Last year, Chrysler’s European deliveries slumped 27 percent to 36,900 vehicles, including Dodge and Jeep models. In the U.S., the group’s sales rose 17 percent to 1.09 million.
Lancia’s takeover of Chrysler’s distribution network will boost the Italian brand’s locations by 40 percent to 650 dealers. Chrysler will also provide more than sales outlets. The 300 sedan will be sold as the Lancia Thema starting in the fourth quarter, and other Chrysler models will be re-badged to give Lancia a broader lineup, including a version of the Grand Voyager minivan. The 200 may be renamed as the Flavia.
The goal is to more than double Lancia’s sales to about 250,000 cars by 2014 from 99,400 last year. Overall, Marchionne aims to boost Fiat-Chrysler’s combined sales to 104 billion euros by 2014 from about 66 billion euros last year. The combination with Chrysler is critical for Lancia, which is too small to survive on its own, Marchionne has said.
“It’s going to be very difficult for Lancia to double sales as competition is very heavy,” said Massimiliano Romano, head of research at brokerage Concentric Italy in Milan. “Marchionne is moving in the right direction. Margins are tiny, so you need to optimize resources.”
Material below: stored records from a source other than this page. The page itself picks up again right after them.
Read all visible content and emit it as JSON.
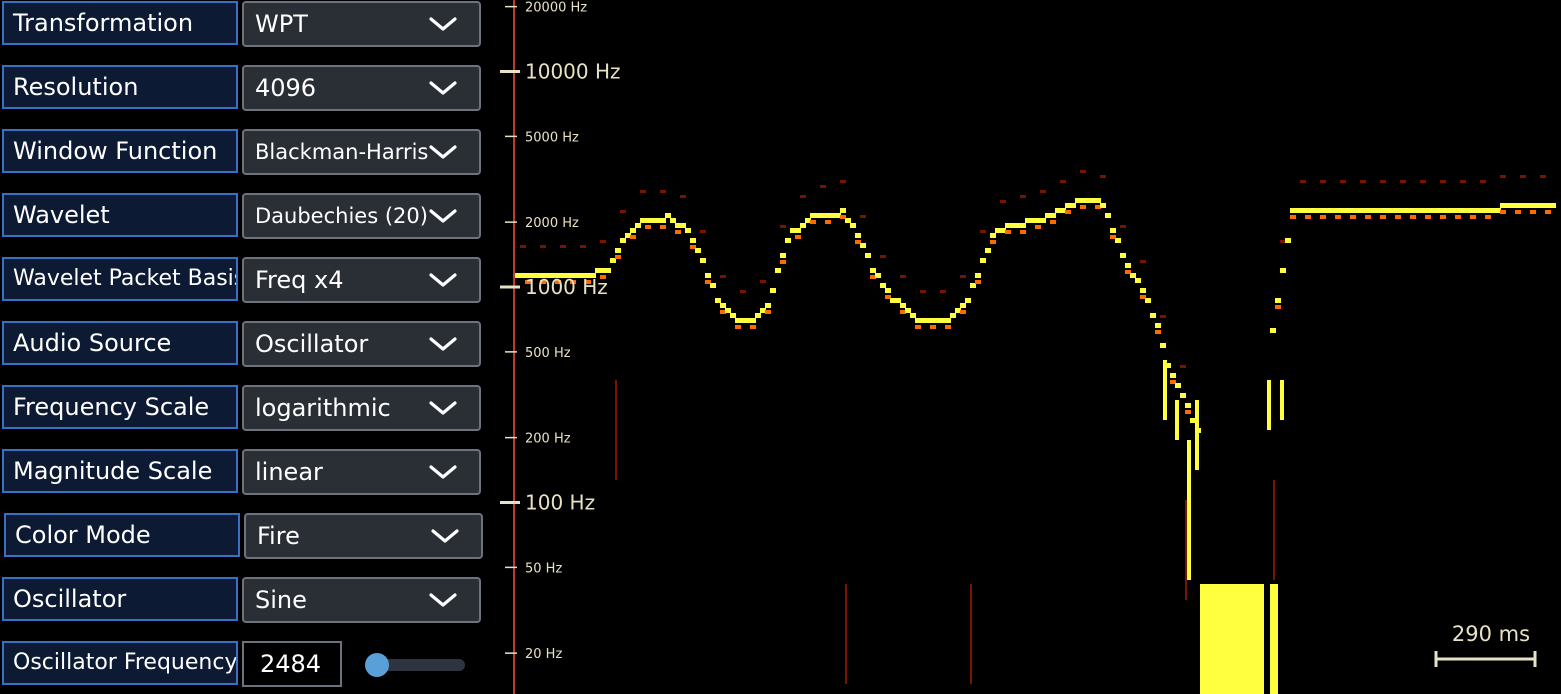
{
  "controls": [
    {
      "label": "Transformation",
      "value": "WPT"
    },
    {
      "label": "Resolution",
      "value": "4096"
    },
    {
      "label": "Window Function",
      "value": "Blackman-Harris"
    },
    {
      "label": "Wavelet",
      "value": "Daubechies (20)"
    },
    {
      "label": "Wavelet Packet Basis",
      "value": "Freq x4"
    },
    {
      "label": "Audio Source",
      "value": "Oscillator"
    },
    {
      "label": "Frequency Scale",
      "value": "logarithmic"
    },
    {
      "label": "Magnitude Scale",
      "value": "linear"
    },
    {
      "label": "Color Mode",
      "value": "Fire"
    },
    {
      "label": "Oscillator",
      "value": "Sine"
    }
  ],
  "oscillator_frequency": {
    "label": "Oscillator Frequency",
    "value": "2484",
    "slider_fraction": 0.02
  },
  "spectrogram": {
    "frequency_ticks": [
      {
        "hz": 20000,
        "label": "20000 Hz",
        "major": false
      },
      {
        "hz": 10000,
        "label": "10000 Hz",
        "major": true
      },
      {
        "hz": 5000,
        "label": "5000 Hz",
        "major": false
      },
      {
        "hz": 2000,
        "label": "2000 Hz",
        "major": false
      },
      {
        "hz": 1000,
        "label": "1000 Hz",
        "major": true
      },
      {
        "hz": 500,
        "label": "500 Hz",
        "major": false
      },
      {
        "hz": 200,
        "label": "200 Hz",
        "major": false
      },
      {
        "hz": 100,
        "label": "100 Hz",
        "major": true
      },
      {
        "hz": 50,
        "label": "50 Hz",
        "major": false
      },
      {
        "hz": 20,
        "label": "20 Hz",
        "major": false
      }
    ],
    "time_scale_label": "290 ms",
    "colors": {
      "axis": "#c0392b",
      "tick": "#e8e2c4",
      "hot": "#ffff40",
      "warm": "#ff6a00",
      "dim": "#7a1400"
    }
  }
}
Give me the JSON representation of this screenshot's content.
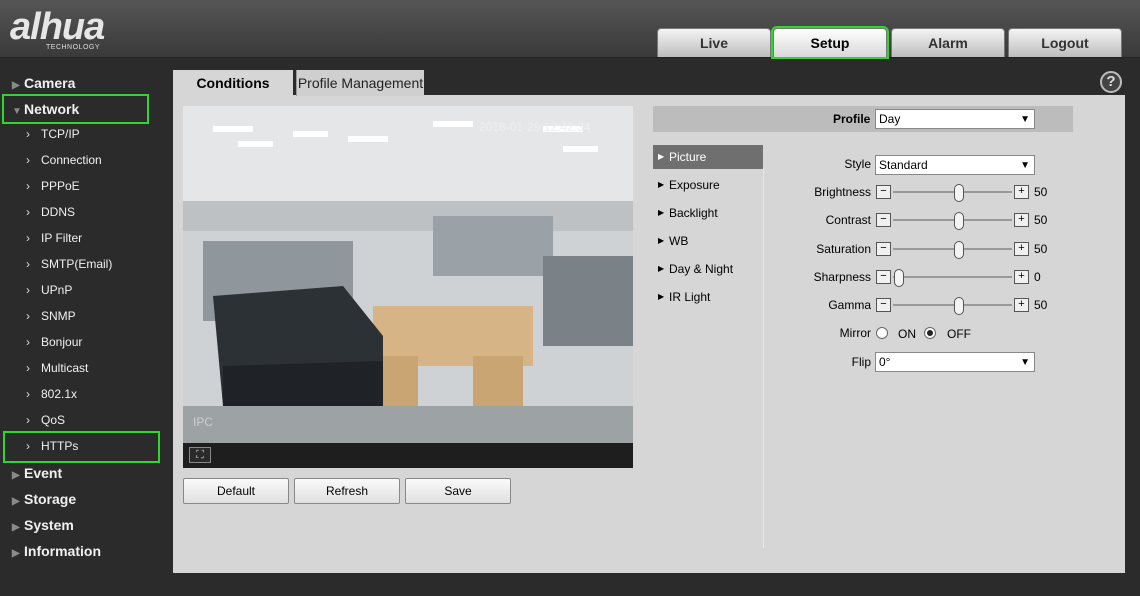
{
  "brand": {
    "logo": "alhua",
    "sub": "TECHNOLOGY"
  },
  "topnav": [
    {
      "label": "Live"
    },
    {
      "label": "Setup"
    },
    {
      "label": "Alarm"
    },
    {
      "label": "Logout"
    }
  ],
  "sidebar": {
    "camera": "Camera",
    "network": "Network",
    "network_items": [
      "TCP/IP",
      "Connection",
      "PPPoE",
      "DDNS",
      "IP Filter",
      "SMTP(Email)",
      "UPnP",
      "SNMP",
      "Bonjour",
      "Multicast",
      "802.1x",
      "QoS",
      "HTTPs"
    ],
    "event": "Event",
    "storage": "Storage",
    "system": "System",
    "information": "Information"
  },
  "tabs": {
    "conditions": "Conditions",
    "profile_management": "Profile Management"
  },
  "help": "?",
  "video": {
    "timestamp": "2018-01-29 12:42:34",
    "channel": "IPC"
  },
  "buttons": {
    "default": "Default",
    "refresh": "Refresh",
    "save": "Save"
  },
  "profile": {
    "label": "Profile",
    "value": "Day"
  },
  "menu": [
    "Picture",
    "Exposure",
    "Backlight",
    "WB",
    "Day & Night",
    "IR Light"
  ],
  "picture": {
    "style_label": "Style",
    "style_value": "Standard",
    "brightness_label": "Brightness",
    "brightness": 50,
    "contrast_label": "Contrast",
    "contrast": 50,
    "saturation_label": "Saturation",
    "saturation": 50,
    "sharpness_label": "Sharpness",
    "sharpness": 0,
    "gamma_label": "Gamma",
    "gamma": 50,
    "mirror_label": "Mirror",
    "mirror_on": "ON",
    "mirror_off": "OFF",
    "mirror_value": "OFF",
    "flip_label": "Flip",
    "flip_value": "0°"
  },
  "colors": {
    "highlight": "#2fd62f",
    "menu_active": "#6f6f6f",
    "content_bg": "#d6d6d6"
  }
}
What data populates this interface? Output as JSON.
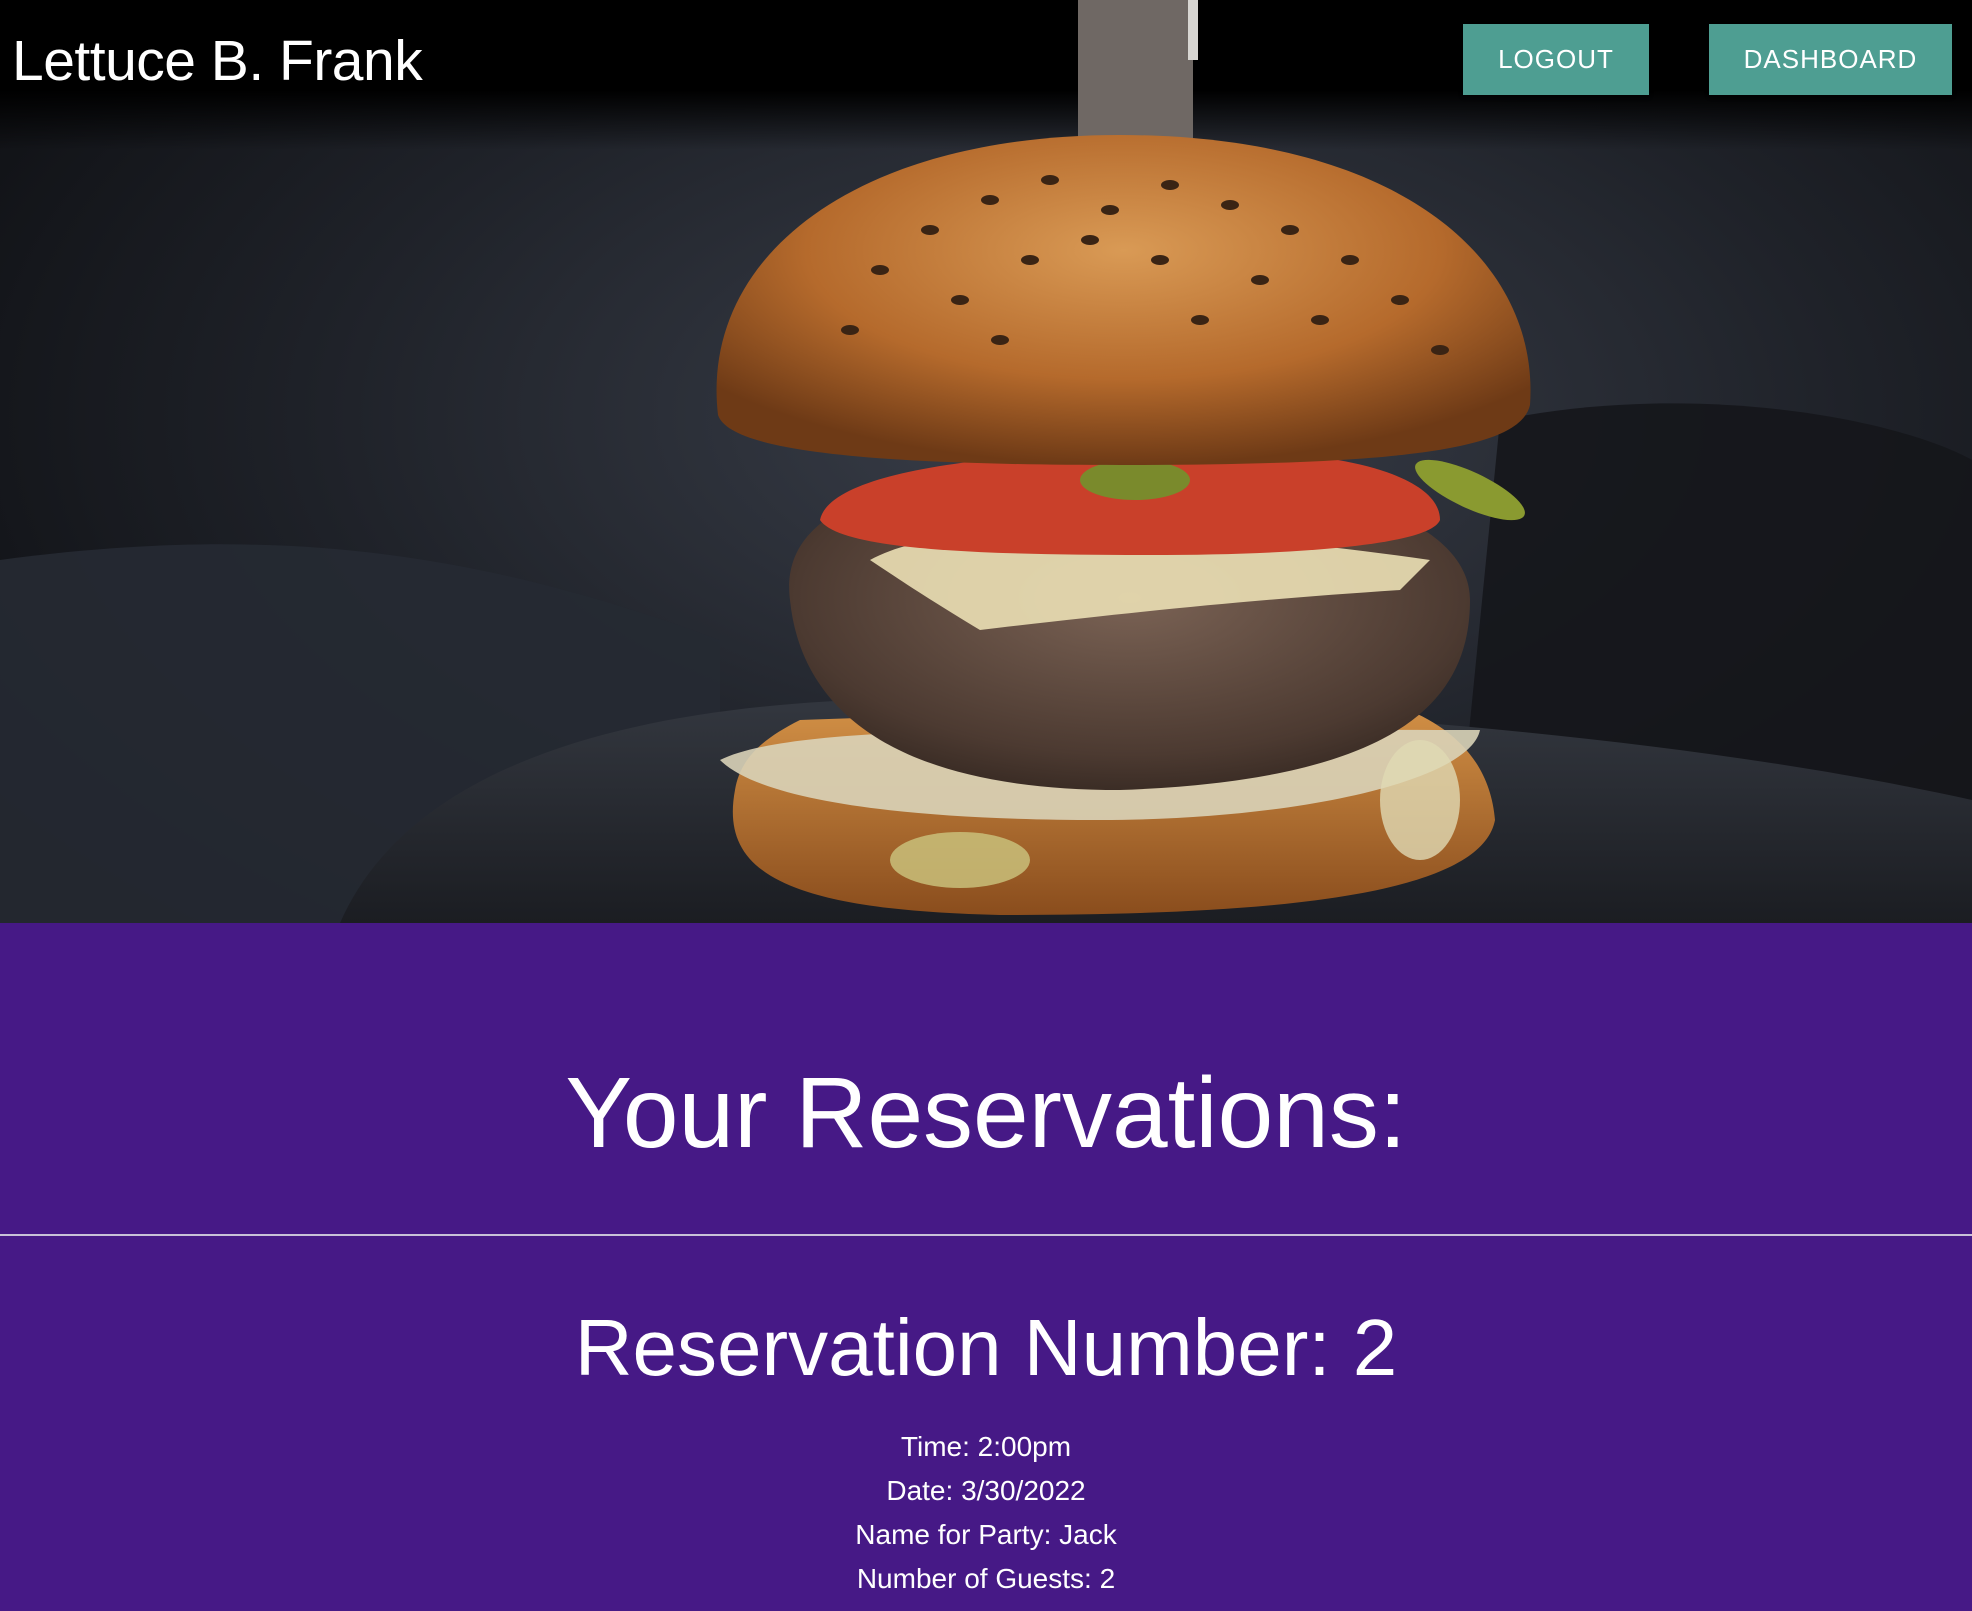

Lancia was founded in Turin in 1906 by Vincenzo Lancia, a Fiat race car driver. It has vacillated between luxury and mass market over the years. In the 1950s and 1960s, Lancia went head-to-head against Jaguar and Maserati with luxurious coupes such as the Flamina and Flavia. After being acquired by Fiat in 1969, its models veered between race-bred sedans such as the Delta and big-box sedans such as the Thema. In the 1990s, the brand dipped down market, with the compact Y.
Part of Lancia’s makeover is the revamped Ypsilon compact, which will become a five-door hatchback in a bid to widen its appeal compared with the previous three-door-only version. The model, the brand’s best seller, is one of only three current Lancia products and marks a rare new offering.
Fiat postponed the introduction of new models until the second half of 2011 in hopes of a recovery in European car demand. That tactic led to a loss of market share to 7.2 percent from 8.4 percent. Fiat plans to introduce five new cars this year, compared with nine in 2012 and 11 in 2013.
The Poland-built Ypsilon goes on sale today at a starting price of 12,400 euros. The target is to sell 120,000 Ypsilons a year, Francois said in a May 25 interview.
For Chrysler, the cooperation with Lancia isn’t just a one-way street. The brand will still exist in the U.K. and Ireland and will sell a version of Lancia’s sporty Delta hatchback as well as the Ypsilon. Chrysler may also sell Ypsilons in Japan, South Korea, South Africa and Australia, the company said.
Even as it re-badges Chrysler and Lancia products, Fiat tries to account for regional sensibilities, such as Italian leather made by Poltrona Frau SpA in the Lancia version of the Chrysler 300. It’s also bridging cultures with ads featuring Elisabetta Canalis, the Italian girlfriend of George Clooney, with the tagline, “Italian character meets American glamor.”
For auto dealer Mazzali, he’s spent more than 2 million euros to prepare his shops for Lancia. “We’re ready for the change,” he said.